---- Listed entries

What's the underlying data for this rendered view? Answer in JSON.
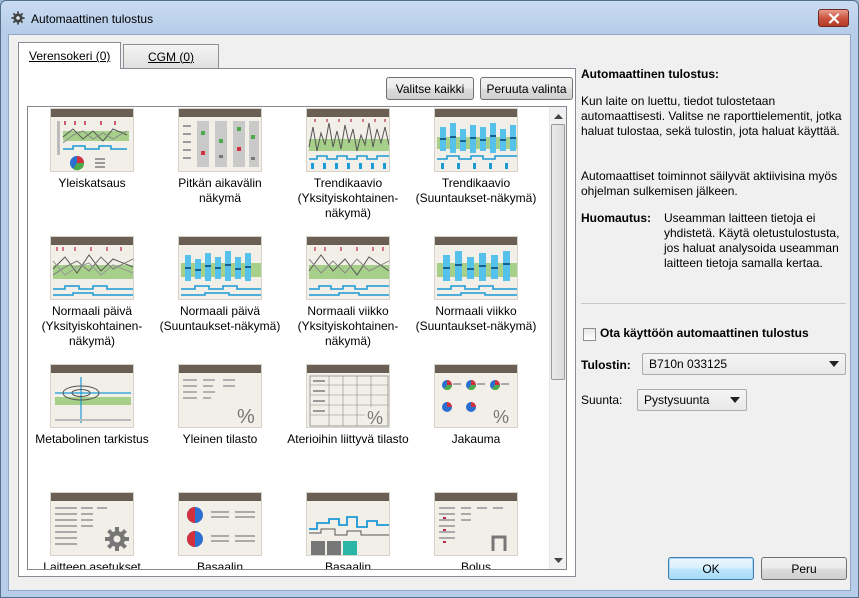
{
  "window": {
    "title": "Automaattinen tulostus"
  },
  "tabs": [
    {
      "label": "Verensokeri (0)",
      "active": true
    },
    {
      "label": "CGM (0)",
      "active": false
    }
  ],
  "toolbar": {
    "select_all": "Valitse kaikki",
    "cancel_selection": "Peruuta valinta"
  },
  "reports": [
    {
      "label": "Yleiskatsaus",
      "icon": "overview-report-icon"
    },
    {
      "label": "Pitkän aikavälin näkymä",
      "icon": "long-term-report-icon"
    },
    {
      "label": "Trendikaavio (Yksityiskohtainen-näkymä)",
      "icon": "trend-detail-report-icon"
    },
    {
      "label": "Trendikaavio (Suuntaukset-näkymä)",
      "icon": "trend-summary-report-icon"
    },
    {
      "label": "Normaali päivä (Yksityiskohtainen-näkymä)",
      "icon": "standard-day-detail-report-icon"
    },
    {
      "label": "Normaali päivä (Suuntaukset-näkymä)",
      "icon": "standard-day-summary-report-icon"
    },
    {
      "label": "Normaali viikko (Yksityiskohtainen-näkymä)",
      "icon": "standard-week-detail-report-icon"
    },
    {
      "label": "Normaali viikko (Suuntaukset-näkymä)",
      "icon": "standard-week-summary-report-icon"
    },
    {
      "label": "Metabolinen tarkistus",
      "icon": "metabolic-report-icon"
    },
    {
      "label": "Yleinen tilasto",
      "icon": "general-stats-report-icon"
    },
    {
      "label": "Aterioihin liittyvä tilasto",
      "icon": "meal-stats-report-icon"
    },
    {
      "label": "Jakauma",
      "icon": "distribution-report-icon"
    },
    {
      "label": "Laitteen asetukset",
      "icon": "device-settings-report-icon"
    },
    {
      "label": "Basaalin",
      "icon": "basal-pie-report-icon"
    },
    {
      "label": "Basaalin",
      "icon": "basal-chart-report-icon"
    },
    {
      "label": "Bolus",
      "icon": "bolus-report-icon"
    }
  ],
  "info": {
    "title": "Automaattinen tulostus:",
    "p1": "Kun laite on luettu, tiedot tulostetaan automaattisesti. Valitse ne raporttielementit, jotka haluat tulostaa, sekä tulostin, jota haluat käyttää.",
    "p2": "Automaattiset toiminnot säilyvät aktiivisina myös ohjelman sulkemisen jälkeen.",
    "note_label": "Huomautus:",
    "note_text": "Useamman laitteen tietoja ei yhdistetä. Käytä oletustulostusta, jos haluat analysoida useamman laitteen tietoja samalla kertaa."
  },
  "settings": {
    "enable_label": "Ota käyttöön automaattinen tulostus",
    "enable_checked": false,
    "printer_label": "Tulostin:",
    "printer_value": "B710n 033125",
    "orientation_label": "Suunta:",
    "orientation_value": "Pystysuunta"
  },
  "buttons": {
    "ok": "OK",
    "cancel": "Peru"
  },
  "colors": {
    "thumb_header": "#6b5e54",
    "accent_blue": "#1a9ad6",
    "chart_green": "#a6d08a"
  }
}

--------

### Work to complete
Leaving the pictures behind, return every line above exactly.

### Response to the task
What's the underlying data for this rendered view? Answer in JSON.
{
  "window": {
    "title": "Automaattinen tulostus"
  },
  "tabs": [
    {
      "label": "Verensokeri (0)",
      "active": true
    },
    {
      "label": "CGM (0)",
      "active": false
    }
  ],
  "toolbar": {
    "select_all": "Valitse kaikki",
    "cancel_selection": "Peruuta valinta"
  },
  "reports": [
    {
      "label": "Yleiskatsaus",
      "icon": "overview-report-icon"
    },
    {
      "label": "Pitkän aikavälin näkymä",
      "icon": "long-term-report-icon"
    },
    {
      "label": "Trendikaavio (Yksityiskohtainen-näkymä)",
      "icon": "trend-detail-report-icon"
    },
    {
      "label": "Trendikaavio (Suuntaukset-näkymä)",
      "icon": "trend-summary-report-icon"
    },
    {
      "label": "Normaali päivä (Yksityiskohtainen-näkymä)",
      "icon": "standard-day-detail-report-icon"
    },
    {
      "label": "Normaali päivä (Suuntaukset-näkymä)",
      "icon": "standard-day-summary-report-icon"
    },
    {
      "label": "Normaali viikko (Yksityiskohtainen-näkymä)",
      "icon": "standard-week-detail-report-icon"
    },
    {
      "label": "Normaali viikko (Suuntaukset-näkymä)",
      "icon": "standard-week-summary-report-icon"
    },
    {
      "label": "Metabolinen tarkistus",
      "icon": "metabolic-report-icon"
    },
    {
      "label": "Yleinen tilasto",
      "icon": "general-stats-report-icon"
    },
    {
      "label": "Aterioihin liittyvä tilasto",
      "icon": "meal-stats-report-icon"
    },
    {
      "label": "Jakauma",
      "icon": "distribution-report-icon"
    },
    {
      "label": "Laitteen asetukset",
      "icon": "device-settings-report-icon"
    },
    {
      "label": "Basaalin",
      "icon": "basal-pie-report-icon"
    },
    {
      "label": "Basaalin",
      "icon": "basal-chart-report-icon"
    },
    {
      "label": "Bolus",
      "icon": "bolus-report-icon"
    }
  ],
  "info": {
    "title": "Automaattinen tulostus:",
    "p1": "Kun laite on luettu, tiedot tulostetaan automaattisesti. Valitse ne raporttielementit, jotka haluat tulostaa, sekä tulostin, jota haluat käyttää.",
    "p2": "Automaattiset toiminnot säilyvät aktiivisina myös ohjelman sulkemisen jälkeen.",
    "note_label": "Huomautus:",
    "note_text": "Useamman laitteen tietoja ei yhdistetä. Käytä oletustulostusta, jos haluat analysoida useamman laitteen tietoja samalla kertaa."
  },
  "settings": {
    "enable_label": "Ota käyttöön automaattinen tulostus",
    "enable_checked": false,
    "printer_label": "Tulostin:",
    "printer_value": "B710n 033125",
    "orientation_label": "Suunta:",
    "orientation_value": "Pystysuunta"
  },
  "buttons": {
    "ok": "OK",
    "cancel": "Peru"
  },
  "colors": {
    "thumb_header": "#6b5e54",
    "accent_blue": "#1a9ad6",
    "chart_green": "#a6d08a"
  }
}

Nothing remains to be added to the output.